  • Try to relax. Delayed or lost baggage is definitely a major hassle but most bags are found within 48 hours.  Personally, I dislike carry-on bags (weight, bad rotator cuff, etc.) so I usually have essentials in a small case besides a checked bag.

Christopherson Business Travel is a corporate travel management company with more than 60 years of experience assisting customers. Learn more about our philosophy or talk to us about how to start a corporate travel policy.

Read next:

 

Categories
Business Travel Travel Tips

Don’t Check Your Manners with Your Luggage: 3 Major Annoyances for Business Travelers

business traveler annoyances Many surveys have been conducted on what really annoys travelers, and whether it’s a frequent business traveler, the occasional vacationer, or a family with kids in tow, the major annoyances seem to be the same. Here are three of the worst, and while they seem to be common sense for most of us, they’re apparently not, since they top almost every list.

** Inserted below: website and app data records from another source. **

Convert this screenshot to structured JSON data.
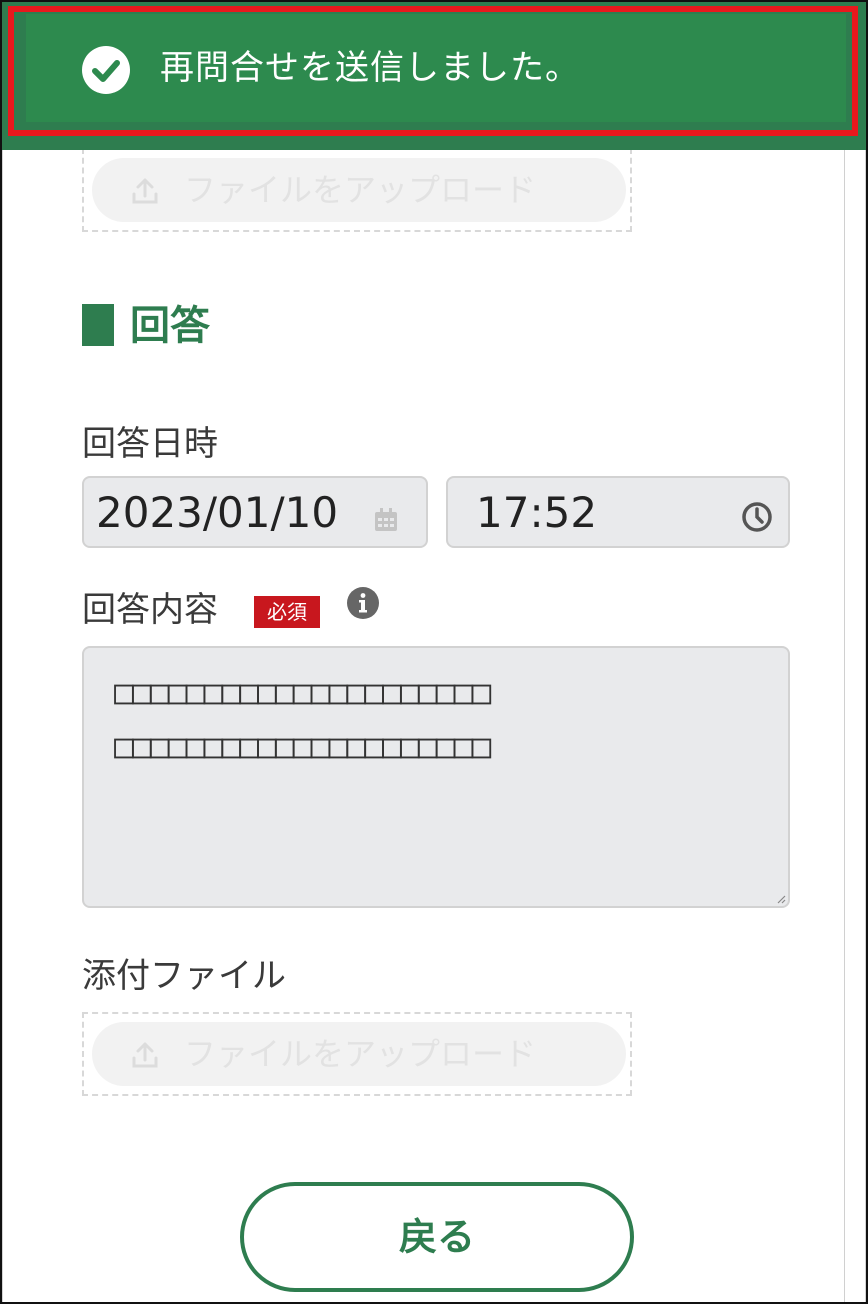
{
  "toast": {
    "message": "再問合せを送信しました。",
    "icon": "check-circle-icon",
    "color": "#2d8a4e",
    "highlight_color": "#e8191d"
  },
  "question": {
    "upload_label": "ファイルをアップロード"
  },
  "answer": {
    "section_title": "回答",
    "datetime_label": "回答日時",
    "date_value": "2023/01/10",
    "time_value": "17:52",
    "content_label": "回答内容",
    "required_badge": "必須",
    "content_lines": [
      "□□□□□□□□□□□□□□□□□□□□□",
      "□□□□□□□□□□□□□□□□□□□□□"
    ],
    "attachment_label": "添付ファイル",
    "upload_label": "ファイルをアップロード"
  },
  "footer": {
    "back_label": "戻る"
  },
  "colors": {
    "accent": "#2e7d4f",
    "required": "#c8171e",
    "input_bg": "#e9eaec"
  }
}
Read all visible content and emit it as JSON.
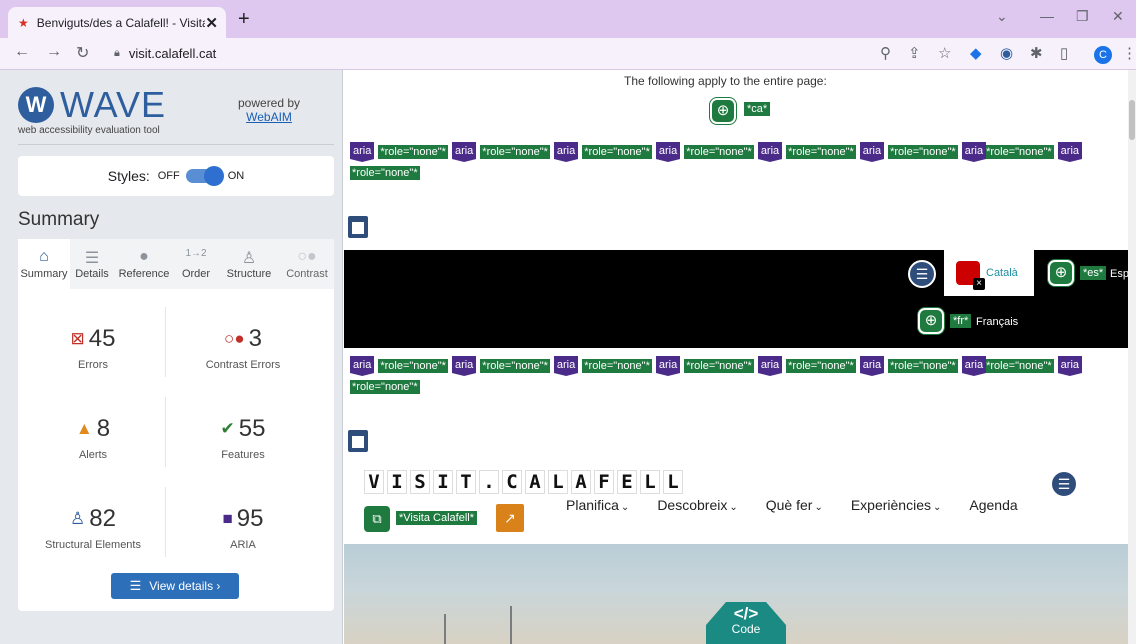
{
  "browser": {
    "tab_title": "Benviguts/des a Calafell! - Visita C",
    "url": "visit.calafell.cat",
    "profile_initial": "C"
  },
  "wave": {
    "logo_word": "WAVE",
    "tagline": "web accessibility evaluation tool",
    "powered_by": "powered by",
    "webaim_link": "WebAIM",
    "styles_label": "Styles:",
    "styles_off": "OFF",
    "styles_on": "ON",
    "summary_title": "Summary",
    "tabs": [
      {
        "label": "Summary",
        "icon": "home-icon"
      },
      {
        "label": "Details",
        "icon": "list-icon"
      },
      {
        "label": "Reference",
        "icon": "info-icon"
      },
      {
        "label": "Order",
        "icon": "order-icon"
      },
      {
        "label": "Structure",
        "icon": "structure-icon"
      },
      {
        "label": "Contrast",
        "icon": "contrast-icon"
      }
    ],
    "stats": {
      "errors": {
        "value": "45",
        "label": "Errors"
      },
      "contrast_errors": {
        "value": "3",
        "label": "Contrast Errors"
      },
      "alerts": {
        "value": "8",
        "label": "Alerts"
      },
      "features": {
        "value": "55",
        "label": "Features"
      },
      "structural": {
        "value": "82",
        "label": "Structural Elements"
      },
      "aria": {
        "value": "95",
        "label": "ARIA"
      }
    },
    "view_details": "View details ›"
  },
  "page": {
    "apply_text": "The following apply to the entire page:",
    "lang_tag": "*ca*",
    "aria_label": "aria",
    "role_none": "*role=\"none\"*",
    "catala": "Català",
    "es_tag": "*es*",
    "es_text": "Esp",
    "fr_tag": "*fr*",
    "fr_text": "Français",
    "logo": "VISIT.CALAFELL",
    "visita_tag": "*Visita Calafell*",
    "menu": [
      "Planifica",
      "Descobreix",
      "Què fer",
      "Experiències",
      "Agenda"
    ],
    "code_tag": "</>",
    "code_label": "Code"
  }
}
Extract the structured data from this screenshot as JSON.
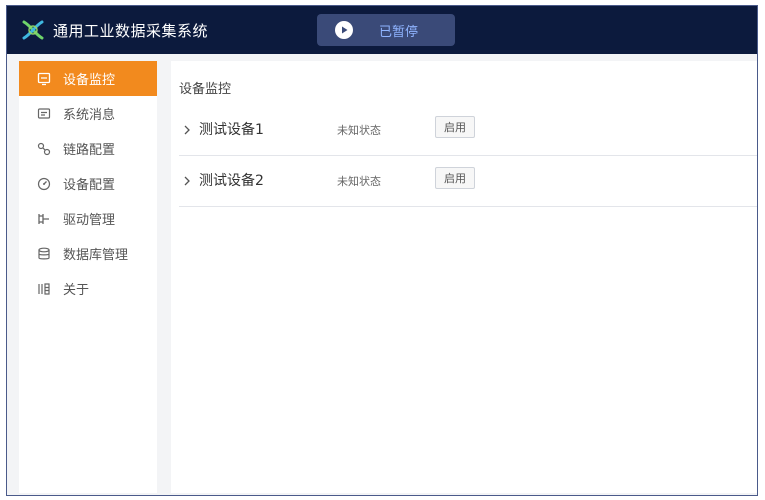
{
  "header": {
    "title": "通用工业数据采集系统",
    "pause_label": "已暂停"
  },
  "colors": {
    "header_bg": "#0c1a3d",
    "accent_active": "#f28a1e",
    "pill_bg": "#3a4a78",
    "pill_text": "#8fb4ff"
  },
  "sidebar": {
    "items": [
      {
        "label": "设备监控",
        "icon": "monitor-icon",
        "active": true
      },
      {
        "label": "系统消息",
        "icon": "message-icon",
        "active": false
      },
      {
        "label": "链路配置",
        "icon": "link-icon",
        "active": false
      },
      {
        "label": "设备配置",
        "icon": "gauge-icon",
        "active": false
      },
      {
        "label": "驱动管理",
        "icon": "driver-icon",
        "active": false
      },
      {
        "label": "数据库管理",
        "icon": "database-icon",
        "active": false
      },
      {
        "label": "关于",
        "icon": "info-icon",
        "active": false
      }
    ]
  },
  "main": {
    "title": "设备监控",
    "devices": [
      {
        "name": "测试设备1",
        "status": "未知状态",
        "action": "启用"
      },
      {
        "name": "测试设备2",
        "status": "未知状态",
        "action": "启用"
      }
    ]
  }
}
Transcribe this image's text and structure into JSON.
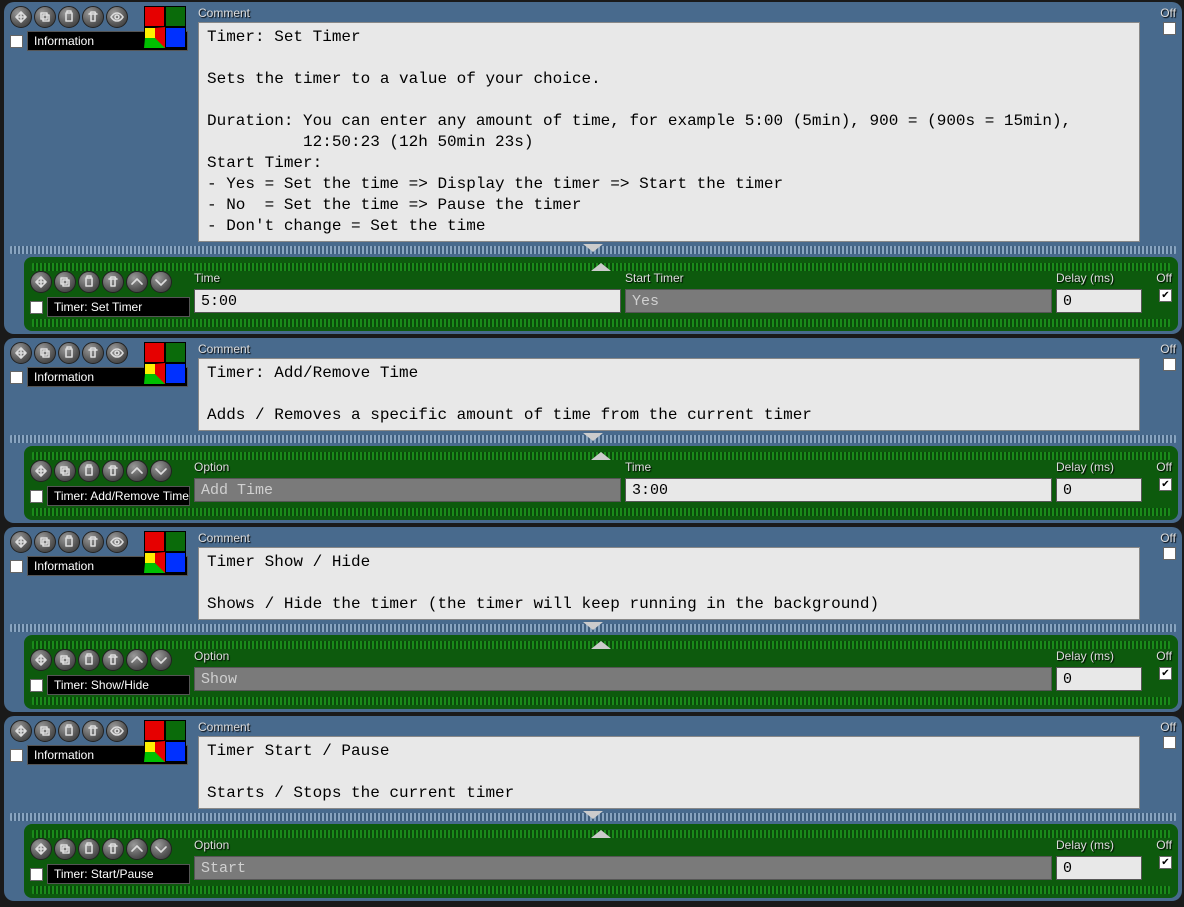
{
  "labels": {
    "comment": "Comment",
    "off": "Off",
    "time": "Time",
    "start_timer": "Start Timer",
    "delay": "Delay (ms)",
    "option": "Option"
  },
  "comment_title": "Information",
  "blocks": [
    {
      "comment": "Timer: Set Timer\n\nSets the timer to a value of your choice.\n\nDuration: You can enter any amount of time, for example 5:00 (5min), 900 = (900s = 15min),\n          12:50:23 (12h 50min 23s)\nStart Timer:\n- Yes = Set the time => Display the timer => Start the timer\n- No  = Set the time => Pause the timer\n- Don't change = Set the time",
      "action": {
        "title": "Timer: Set Timer",
        "fields": [
          [
            "time",
            "txt",
            "5:00"
          ],
          [
            "start_timer",
            "sel",
            "Yes"
          ]
        ],
        "delay": "0",
        "off": true
      }
    },
    {
      "comment": "Timer: Add/Remove Time\n\nAdds / Removes a specific amount of time from the current timer",
      "action": {
        "title": "Timer: Add/Remove Time",
        "fields": [
          [
            "option",
            "sel",
            "Add Time"
          ],
          [
            "time",
            "txt",
            "3:00"
          ]
        ],
        "delay": "0",
        "off": true
      }
    },
    {
      "comment": "Timer Show / Hide\n\nShows / Hide the timer (the timer will keep running in the background)",
      "action": {
        "title": "Timer: Show/Hide",
        "fields": [
          [
            "option",
            "sel",
            "Show"
          ]
        ],
        "delay": "0",
        "off": true
      }
    },
    {
      "comment": "Timer Start / Pause\n\nStarts / Stops the current timer",
      "action": {
        "title": "Timer: Start/Pause",
        "fields": [
          [
            "option",
            "sel",
            "Start"
          ]
        ],
        "delay": "0",
        "off": true
      }
    }
  ]
}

  1. Traveling while sick: Who wants to sit next to someone who is coughing and sneezing on a 3-hour flight? After all, you are going to breath the same circulated air at some time during the flight.
  2. Seat etiquette (or lack thereof): I think we’ve all had an experience with the obnoxious seat tapper–those people who sit behind you listening to their music and tapping to the beat. There’s also the space invader–those who feel they need to lean their seat back during the entire flight, knocking your laptop screen down, or just being in the way when someone needs to get out of your row. And of course there’s the seat grabber–those people who grab on to the top of your seat on the way to and from the restroom. (I personally don’t mind people using the seat back for support in situations like this, but keep in mind, I may have to use it for a flotation devise so try to keep it in one piece.) And last but not least, there’s the eternal talker. The minute you sit down you’re greeted with a barrage of twenty-one questions. What do you do for a living? Where are you from? Where are you headed? Do you want your peanuts? Don’t get me wrong, I’m OK with friendly talk, but some people never stop! This is when I usually pretend to fall asleep.
  3. Violating the overhead bin rule: With the introduction of checked bag fees there has been a dramatic increase in on-flight carry-on luggage. Most airlines are really trying to help. They are adding extended bins, larger bins, and will often check your carry-on at the gate, usually at no cost. But have you seen what some people call a carry-on? They try to pass a huge suitcase off as their small roller board. Then they have trouble lifting it into the overhead bin. It takes two body builders and a can of axle grease before the bin door can be closed!

While these are just a few of the major complaints of travelers, I’m sure we each have our own we can add to the list. And for most of us, the rule of the road (or the plane) for dealing with them is to simply bite our tongues and think to ourselves, “This too shall pass.”